Teja Edara, entrepreneur and UBC MBA student, sits down to talk with us about the foundation of Just Greet in Vancouver, BC. We follow his journey from concept to creation and explore challenges and lessons along the way.
What are the biggest challenges you have encountered in the Vancouver market?
There are two main challenges for any startup no matter the geographical location: financing and human resources. It’s hard to find people who are equally motivated and as a startup you cannot afford to pay that much. Lucky for me, I have a good investing team and MBA alumni from the Sauder School of Business. That made things a lot easier. Then we started to incorporate people one by one. Financing is definitely the biggest challenge in Vancouver. Finding capital is not as easy as if you go to the US. It’s hard to find investors and approach them with what you do.
What are the most valuable lessons you have learned throughout this process?
With investors the first step is getting to know each other and building trust. Successful entrepreneurs are already known in the market and they can access investors easily. For new people, it’s more about building the relationship with investors before even talking about money. I would suggest reaching as many people as possible and getting to know them. There are new angel investors in town every day.
Being an MBA student definitely helps when contacting investors. There are many resources to do so, but I used mainly two: Angel List and LinkedIn.
Angel List is a platform for investors and startups. You can do a very specific search and see who the angel investors present in town are.
You get the names and you can map them out in LinkedIn. Then you can contact them via LinkedIn InMail with 5 or 6 sentences explaining:
- Who you are
- Your background
- What you know about them
- Why are you interested in talking to them
You have to be very clear on what you would like to get out of a possible meeting. The chances of getting a reply using a good InMail are one to eight.
When I look for investors, I pay attention to the work they have been doing and the startups they have been supporting. Angel List can definitely help you with that.

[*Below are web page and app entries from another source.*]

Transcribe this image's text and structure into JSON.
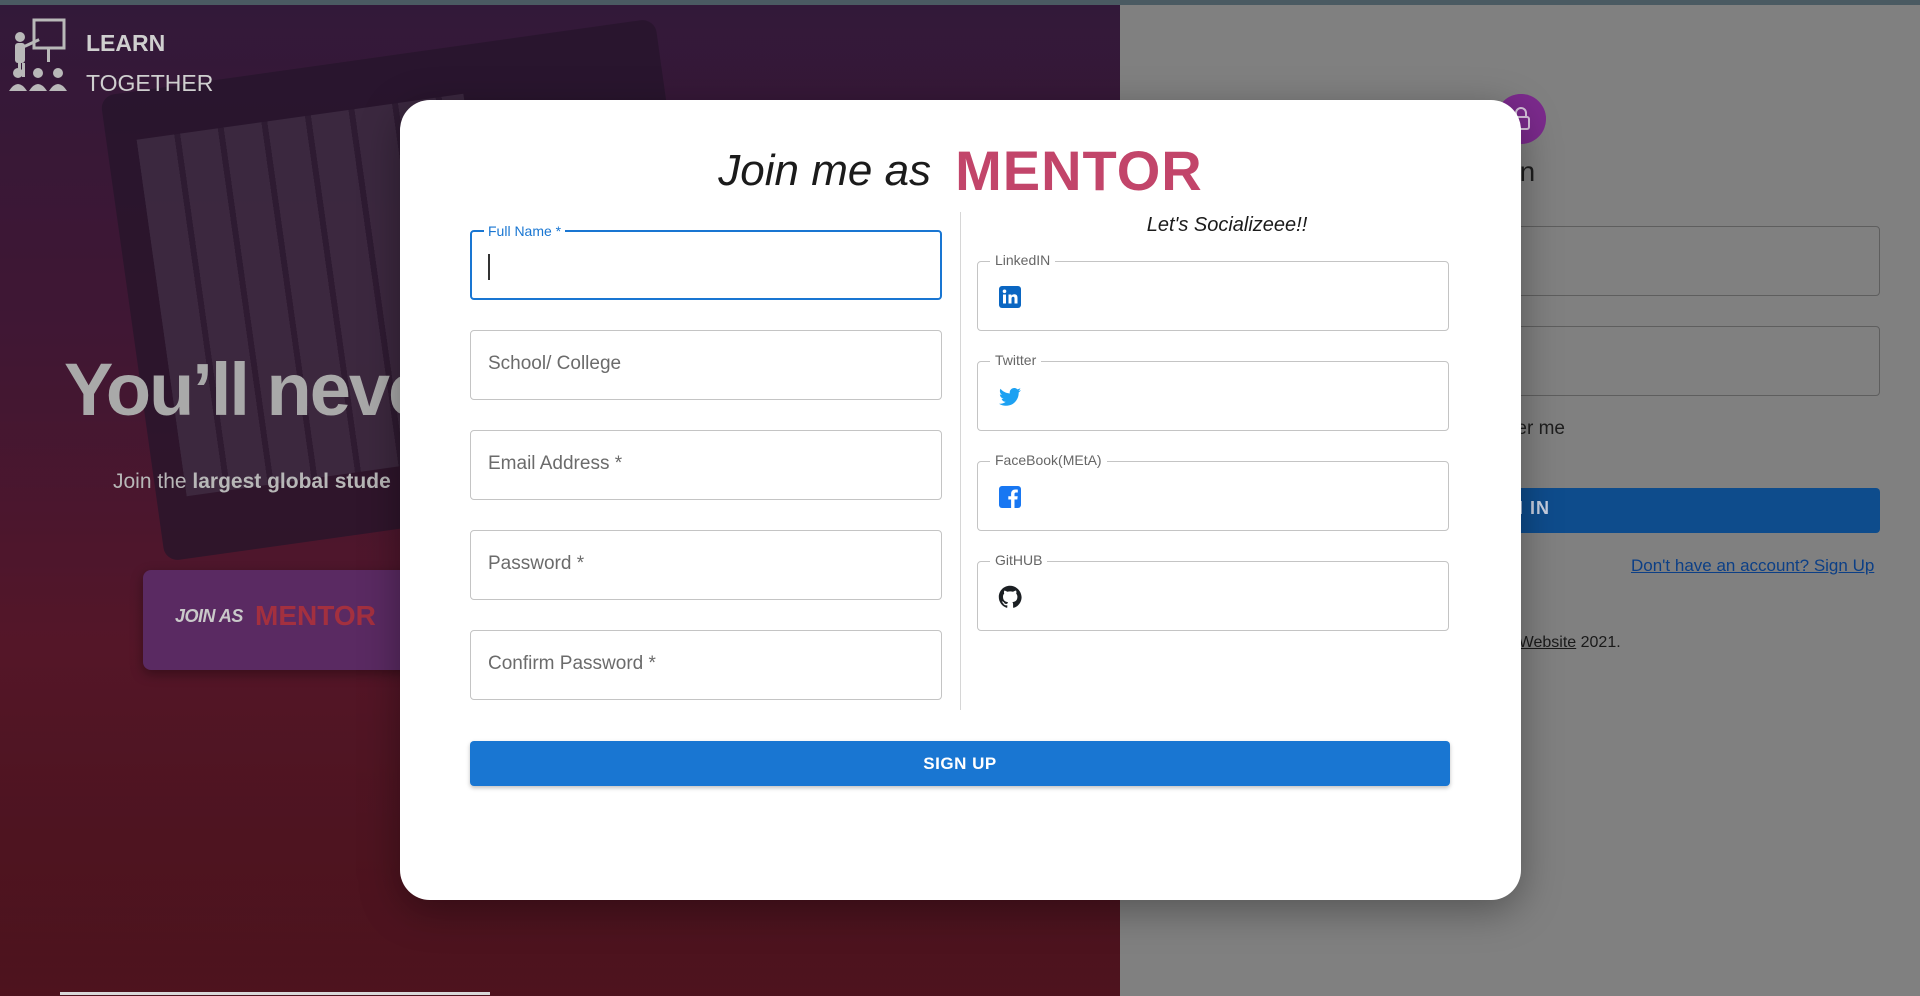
{
  "brand": {
    "line1": "LEARN",
    "line2": "TOGETHER"
  },
  "hero": {
    "headline": "You’ll neve",
    "sub_pre": "Join the ",
    "sub_bold": "largest global stude",
    "join_label": "JOIN AS",
    "join_accent": "MENTOR"
  },
  "signin": {
    "title": "n in",
    "remember": "mber me",
    "button": "N IN",
    "signup_link": "Don't have an account? Sign Up",
    "copyright_link": "ur Website",
    "copyright_year": " 2021."
  },
  "modal": {
    "title_pre": "Join me as",
    "title_accent": "MENTOR",
    "fields": {
      "full_name_label": "Full Name *",
      "school": "School/ College",
      "email": "Email Address *",
      "password": "Password *",
      "confirm_password": "Confirm Password *"
    },
    "social_title": "Let's Socializeee!!",
    "social": {
      "linkedin": "LinkedIN",
      "twitter": "Twitter",
      "facebook": "FaceBook(MEtA)",
      "github": "GitHUB"
    },
    "signup_button": "SIGN UP"
  },
  "colors": {
    "primary": "#1976d2",
    "accent": "#c2456a",
    "linkedin": "#0a66c2",
    "twitter": "#1da1f2",
    "facebook": "#1877f2",
    "github": "#1b1f23"
  },
  "icons": [
    "presentation-logo-icon",
    "lock-icon",
    "linkedin-icon",
    "twitter-icon",
    "facebook-icon",
    "github-icon"
  ]
}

Investors, on the other side, look if they actually have the right resources to support your venture, such as expertise and contacts.

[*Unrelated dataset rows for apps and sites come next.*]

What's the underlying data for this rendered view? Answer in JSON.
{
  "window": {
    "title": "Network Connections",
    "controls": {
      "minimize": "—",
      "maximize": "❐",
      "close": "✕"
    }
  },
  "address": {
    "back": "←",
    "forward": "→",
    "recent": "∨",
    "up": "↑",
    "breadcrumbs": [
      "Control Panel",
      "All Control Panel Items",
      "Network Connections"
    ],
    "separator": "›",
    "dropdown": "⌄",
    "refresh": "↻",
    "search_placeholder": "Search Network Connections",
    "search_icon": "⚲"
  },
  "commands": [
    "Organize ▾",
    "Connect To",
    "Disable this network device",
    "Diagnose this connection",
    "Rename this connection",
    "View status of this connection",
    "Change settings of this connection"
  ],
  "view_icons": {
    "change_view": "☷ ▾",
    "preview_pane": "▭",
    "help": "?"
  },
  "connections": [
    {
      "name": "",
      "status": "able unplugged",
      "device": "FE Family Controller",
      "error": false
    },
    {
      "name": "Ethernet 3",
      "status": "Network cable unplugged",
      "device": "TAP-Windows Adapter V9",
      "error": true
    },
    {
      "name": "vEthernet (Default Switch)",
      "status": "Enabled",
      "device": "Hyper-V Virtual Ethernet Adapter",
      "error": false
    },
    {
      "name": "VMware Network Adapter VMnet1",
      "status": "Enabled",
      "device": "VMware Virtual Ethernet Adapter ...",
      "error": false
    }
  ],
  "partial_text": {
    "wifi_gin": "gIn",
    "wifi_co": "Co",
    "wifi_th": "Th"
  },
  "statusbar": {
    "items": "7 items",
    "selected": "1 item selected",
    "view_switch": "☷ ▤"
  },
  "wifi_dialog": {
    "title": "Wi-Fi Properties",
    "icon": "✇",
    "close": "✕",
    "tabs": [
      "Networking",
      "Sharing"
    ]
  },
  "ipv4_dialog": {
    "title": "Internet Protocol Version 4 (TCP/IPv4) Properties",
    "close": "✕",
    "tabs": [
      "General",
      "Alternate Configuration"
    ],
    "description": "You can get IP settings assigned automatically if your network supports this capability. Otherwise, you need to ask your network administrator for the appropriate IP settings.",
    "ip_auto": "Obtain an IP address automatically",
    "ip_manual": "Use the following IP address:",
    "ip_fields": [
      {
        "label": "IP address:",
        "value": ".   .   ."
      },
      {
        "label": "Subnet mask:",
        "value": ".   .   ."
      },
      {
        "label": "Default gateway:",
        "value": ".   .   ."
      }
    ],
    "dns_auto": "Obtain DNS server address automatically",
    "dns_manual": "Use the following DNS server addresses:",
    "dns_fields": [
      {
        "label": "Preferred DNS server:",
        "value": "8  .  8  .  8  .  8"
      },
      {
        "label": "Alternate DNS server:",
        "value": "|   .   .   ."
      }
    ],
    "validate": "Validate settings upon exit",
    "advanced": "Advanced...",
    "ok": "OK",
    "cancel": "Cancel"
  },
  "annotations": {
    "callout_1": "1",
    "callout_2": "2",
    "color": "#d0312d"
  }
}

Could you walk us through the stages of the startup process?
I came to the MBA program and I wanted to try this great idea out. First, I tested the concept with help from other classmates. I got some feedback and then I understood that even to test the concept I needed a more proper, functional approach and for that I needed some money.
I started reaching out to investors and my mentor and angel investor advised me on how to go step by step establishing my venture: hiring a lawyer, forming a company, determining the share structure, equity, etc. Every investor wants to see proper steps and legalized processes.

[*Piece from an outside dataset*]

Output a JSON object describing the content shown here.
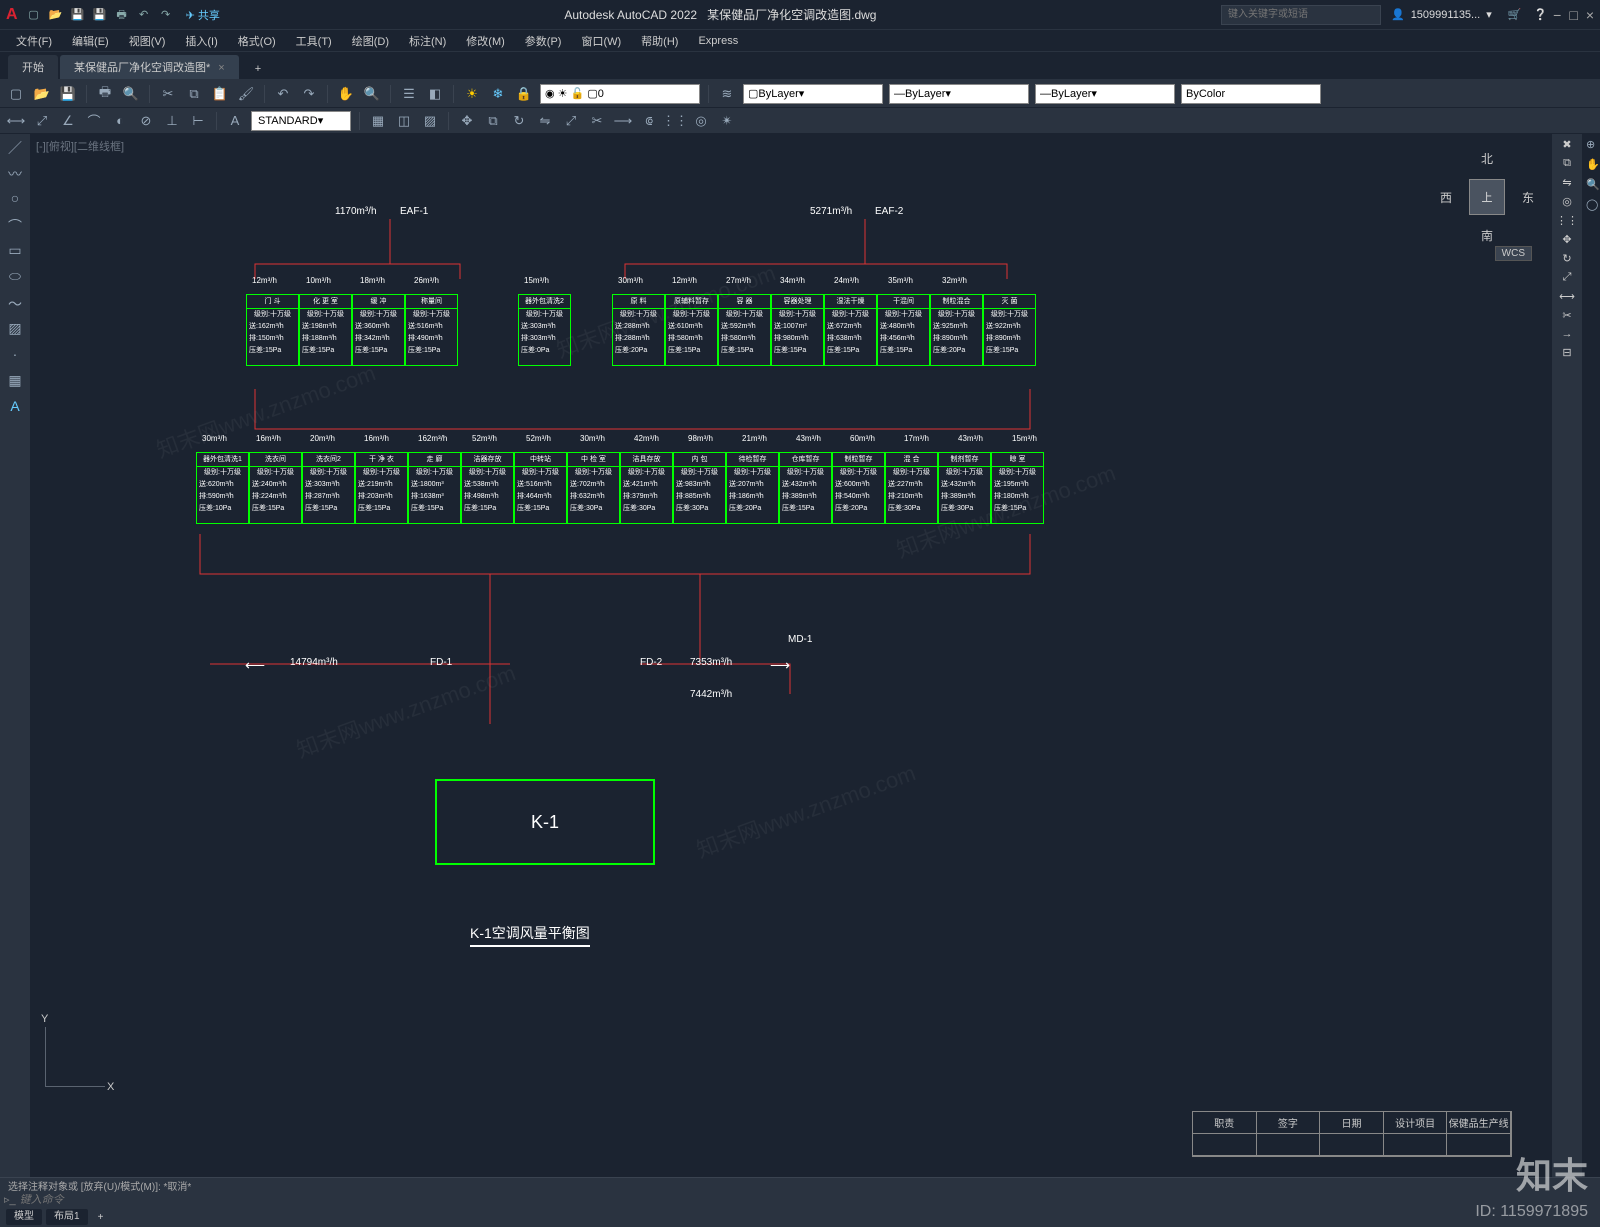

To pitch investors you need to understand what the value of your venture is and prepare a pitching deck. We got a lot of support from Sauder alumni and even one of the professors joined as investor and advisor. It’s a mix of the whole startup community out there including other known Sauder startups such as Recon Instruments and Kiip.
Teja is a serial entrepreneur with more than four years of experience in marketing, sales and management consulting. He has worked with multiple stakeholders extensively in India and the United Kingdom. Having created and operated successful ventures in outdoor advertising and e-commerce in the Indian market, he has developed great expertise in sales, strategy and customer experience in a start up environment.